- **WORK INSTRUCTION**: Output every entry below exactly, without its pictures.

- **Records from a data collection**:

══════

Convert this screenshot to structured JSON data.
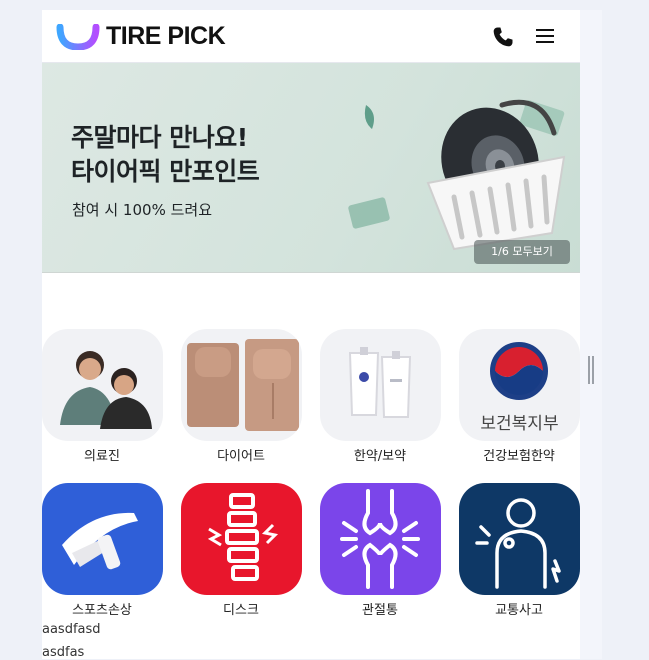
{
  "header": {
    "brand": "TIRE PICK",
    "brand_colors": {
      "gradient_start": "#3ea6ff",
      "gradient_end": "#b44dff"
    }
  },
  "banner": {
    "title_line1": "주말마다 만나요!",
    "title_line2": "타이어픽 만포인트",
    "subtitle": "참여 시 100% 드려요",
    "counter": "1/6 모두보기"
  },
  "categories_row1": [
    {
      "label": "의료진",
      "icon": "medical-staff-photo"
    },
    {
      "label": "다이어트",
      "icon": "diet-photo"
    },
    {
      "label": "한약/보약",
      "icon": "herbal-medicine-pouch"
    },
    {
      "label": "건강보험한약",
      "icon": "ministry-health-logo",
      "logo_text": "보건복지부"
    }
  ],
  "categories_row2": [
    {
      "label": "스포츠손상",
      "icon": "sports-injury-icon",
      "color": "#2f5fd8"
    },
    {
      "label": "디스크",
      "icon": "spine-disc-icon",
      "color": "#e8162c"
    },
    {
      "label": "관절통",
      "icon": "joint-pain-icon",
      "color": "#7b45ea"
    },
    {
      "label": "교통사고",
      "icon": "traffic-accident-icon",
      "color": "#0e3866"
    }
  ],
  "footer": {
    "line1": "aasdfasd",
    "line2": "asdfas"
  }
}
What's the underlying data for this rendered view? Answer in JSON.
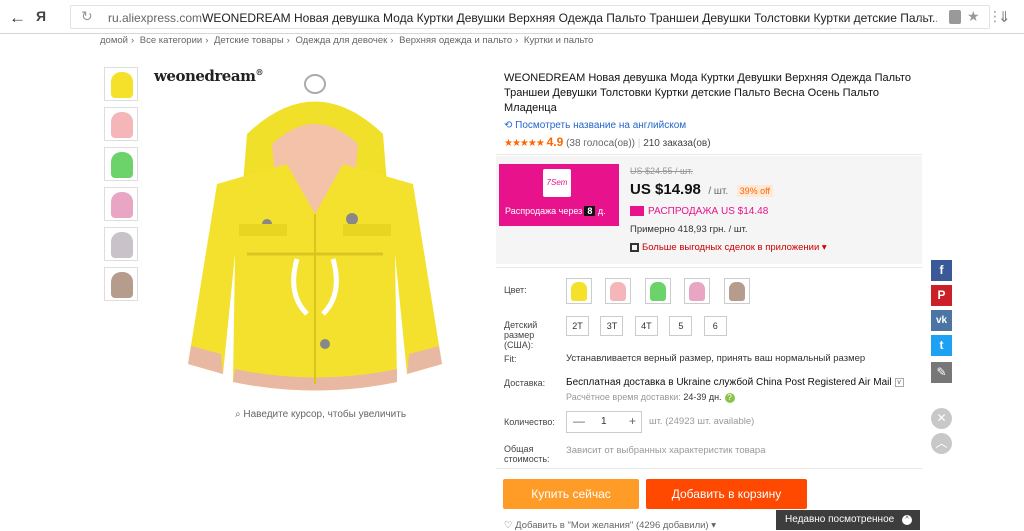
{
  "browser": {
    "back_icon": "←",
    "brand_glyph": "Я",
    "domain": "ru.aliexpress.com",
    "tab_title": "WEONEDREAM Новая девушка Мода Куртки Девушки Верхняя Одежда Пальто Траншеи Девушки Толстовки Куртки детские Пальт..."
  },
  "breadcrumb": [
    "домой",
    "Все категории",
    "Детские товары",
    "Одежда для девочек",
    "Верхняя одежда и пальто",
    "Куртки и пальто"
  ],
  "gallery": {
    "logo": "weonedream",
    "logo_mark": "®",
    "zoom_hint": "Наведите курсор, чтобы увеличить",
    "thumb_colors": [
      "#f5e02a",
      "#f4b6b8",
      "#6bd36a",
      "#e9a6c4",
      "#c9c2c8",
      "#b59c8c"
    ]
  },
  "product": {
    "title": "WEONEDREAM Новая девушка Мода Куртки Девушки Верхняя Одежда Пальто Траншеи Девушки Толстовки Куртки детские Пальто Весна Осень Пальто Младенца",
    "translate_link": "Посмотреть название на английском",
    "stars": "★★★★★",
    "rating": "4.9",
    "votes": "(38 голоса(ов))",
    "orders": "210 заказа(ов)"
  },
  "pricing": {
    "banner_logo": "7Sem",
    "banner_text": "Распродажа через",
    "banner_timer": "8",
    "banner_unit": "д.",
    "old_price": "US $24.55 / шт.",
    "price": "US $14.98",
    "per": "/ шт.",
    "discount": "39% off",
    "sale_label": "РАСПРОДАЖА US $14.48",
    "approx": "Примерно 418,93 грн. / шт.",
    "app_deals": "Больше выгодных сделок в приложении ▾"
  },
  "options": {
    "color_label": "Цвет:",
    "colors": [
      "#f5e02a",
      "#f4b6b8",
      "#6bd36a",
      "#e9a6c4",
      "#b59c8c"
    ],
    "size_label_1": "Детский",
    "size_label_2": "размер",
    "size_label_3": "(США):",
    "sizes": [
      "2T",
      "3T",
      "4T",
      "5",
      "6"
    ],
    "fit_label": "Fit:",
    "fit_text": "Устанавливается верный размер, принять ваш нормальный размер",
    "shipping_label": "Доставка:",
    "shipping_text": "Бесплатная доставка в Ukraine службой China Post Registered Air Mail",
    "shipping_time_label": "Расчётное время доставки:",
    "shipping_time": "24-39 дн.",
    "qty_label": "Количество:",
    "qty_value": "1",
    "availability": "шт. (24923 шт. available)",
    "total_label_1": "Общая",
    "total_label_2": "стоимость:",
    "total_text": "Зависит от выбранных характеристик товара"
  },
  "actions": {
    "buy_now": "Купить сейчас",
    "add_to_cart": "Добавить в корзину",
    "wishlist": "♡ Добавить в \"Мои желания\" (4296 добавили) ▾"
  },
  "share": {
    "facebook": "f",
    "pinterest": "P",
    "vk": "vk",
    "twitter": "t",
    "edit": "✎",
    "facebook_color": "#3b5998",
    "pinterest_color": "#cb2027",
    "vk_color": "#4c75a3",
    "twitter_color": "#1da1f2",
    "edit_color": "#777777"
  },
  "recently_viewed": "Недавно посмотренное"
}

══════

- **EXERCISE ANSWER**:
Convert this screenshot to structured JSON data.
{
  "header": {
    "brand": "TIRE PICK",
    "brand_colors": {
      "gradient_start": "#3ea6ff",
      "gradient_end": "#b44dff"
    }
  },
  "banner": {
    "title_line1": "주말마다 만나요!",
    "title_line2": "타이어픽 만포인트",
    "subtitle": "참여 시 100% 드려요",
    "counter": "1/6 모두보기"
  },
  "categories_row1": [
    {
      "label": "의료진",
      "icon": "medical-staff-photo"
    },
    {
      "label": "다이어트",
      "icon": "diet-photo"
    },
    {
      "label": "한약/보약",
      "icon": "herbal-medicine-pouch"
    },
    {
      "label": "건강보험한약",
      "icon": "ministry-health-logo",
      "logo_text": "보건복지부"
    }
  ],
  "categories_row2": [
    {
      "label": "스포츠손상",
      "icon": "sports-injury-icon",
      "color": "#2f5fd8"
    },
    {
      "label": "디스크",
      "icon": "spine-disc-icon",
      "color": "#e8162c"
    },
    {
      "label": "관절통",
      "icon": "joint-pain-icon",
      "color": "#7b45ea"
    },
    {
      "label": "교통사고",
      "icon": "traffic-accident-icon",
      "color": "#0e3866"
    }
  ],
  "footer": {
    "line1": "aasdfasd",
    "line2": "asdfas"
  }
}
What's the underlying data for this rendered view? Answer in JSON.
{
  "browser": {
    "back_icon": "←",
    "brand_glyph": "Я",
    "domain": "ru.aliexpress.com",
    "tab_title": "WEONEDREAM Новая девушка Мода Куртки Девушки Верхняя Одежда Пальто Траншеи Девушки Толстовки Куртки детские Пальт..."
  },
  "breadcrumb": [
    "домой",
    "Все категории",
    "Детские товары",
    "Одежда для девочек",
    "Верхняя одежда и пальто",
    "Куртки и пальто"
  ],
  "gallery": {
    "logo": "weonedream",
    "logo_mark": "®",
    "zoom_hint": "Наведите курсор, чтобы увеличить",
    "thumb_colors": [
      "#f5e02a",
      "#f4b6b8",
      "#6bd36a",
      "#e9a6c4",
      "#c9c2c8",
      "#b59c8c"
    ]
  },
  "product": {
    "title": "WEONEDREAM Новая девушка Мода Куртки Девушки Верхняя Одежда Пальто Траншеи Девушки Толстовки Куртки детские Пальто Весна Осень Пальто Младенца",
    "translate_link": "Посмотреть название на английском",
    "stars": "★★★★★",
    "rating": "4.9",
    "votes": "(38 голоса(ов))",
    "orders": "210 заказа(ов)"
  },
  "pricing": {
    "banner_logo": "7Sem",
    "banner_text": "Распродажа через",
    "banner_timer": "8",
    "banner_unit": "д.",
    "old_price": "US $24.55 / шт.",
    "price": "US $14.98",
    "per": "/ шт.",
    "discount": "39% off",
    "sale_label": "РАСПРОДАЖА US $14.48",
    "approx": "Примерно 418,93 грн. / шт.",
    "app_deals": "Больше выгодных сделок в приложении ▾"
  },
  "options": {
    "color_label": "Цвет:",
    "colors": [
      "#f5e02a",
      "#f4b6b8",
      "#6bd36a",
      "#e9a6c4",
      "#b59c8c"
    ],
    "size_label_1": "Детский",
    "size_label_2": "размер",
    "size_label_3": "(США):",
    "sizes": [
      "2T",
      "3T",
      "4T",
      "5",
      "6"
    ],
    "fit_label": "Fit:",
    "fit_text": "Устанавливается верный размер, принять ваш нормальный размер",
    "shipping_label": "Доставка:",
    "shipping_text": "Бесплатная доставка в Ukraine службой China Post Registered Air Mail",
    "shipping_time_label": "Расчётное время доставки:",
    "shipping_time": "24-39 дн.",
    "qty_label": "Количество:",
    "qty_value": "1",
    "availability": "шт. (24923 шт. available)",
    "total_label_1": "Общая",
    "total_label_2": "стоимость:",
    "total_text": "Зависит от выбранных характеристик товара"
  },
  "actions": {
    "buy_now": "Купить сейчас",
    "add_to_cart": "Добавить в корзину",
    "wishlist": "♡ Добавить в \"Мои желания\" (4296 добавили) ▾"
  },
  "share": {
    "facebook": "f",
    "pinterest": "P",
    "vk": "vk",
    "twitter": "t",
    "edit": "✎",
    "facebook_color": "#3b5998",
    "pinterest_color": "#cb2027",
    "vk_color": "#4c75a3",
    "twitter_color": "#1da1f2",
    "edit_color": "#777777"
  },
  "recently_viewed": "Недавно посмотренное"
}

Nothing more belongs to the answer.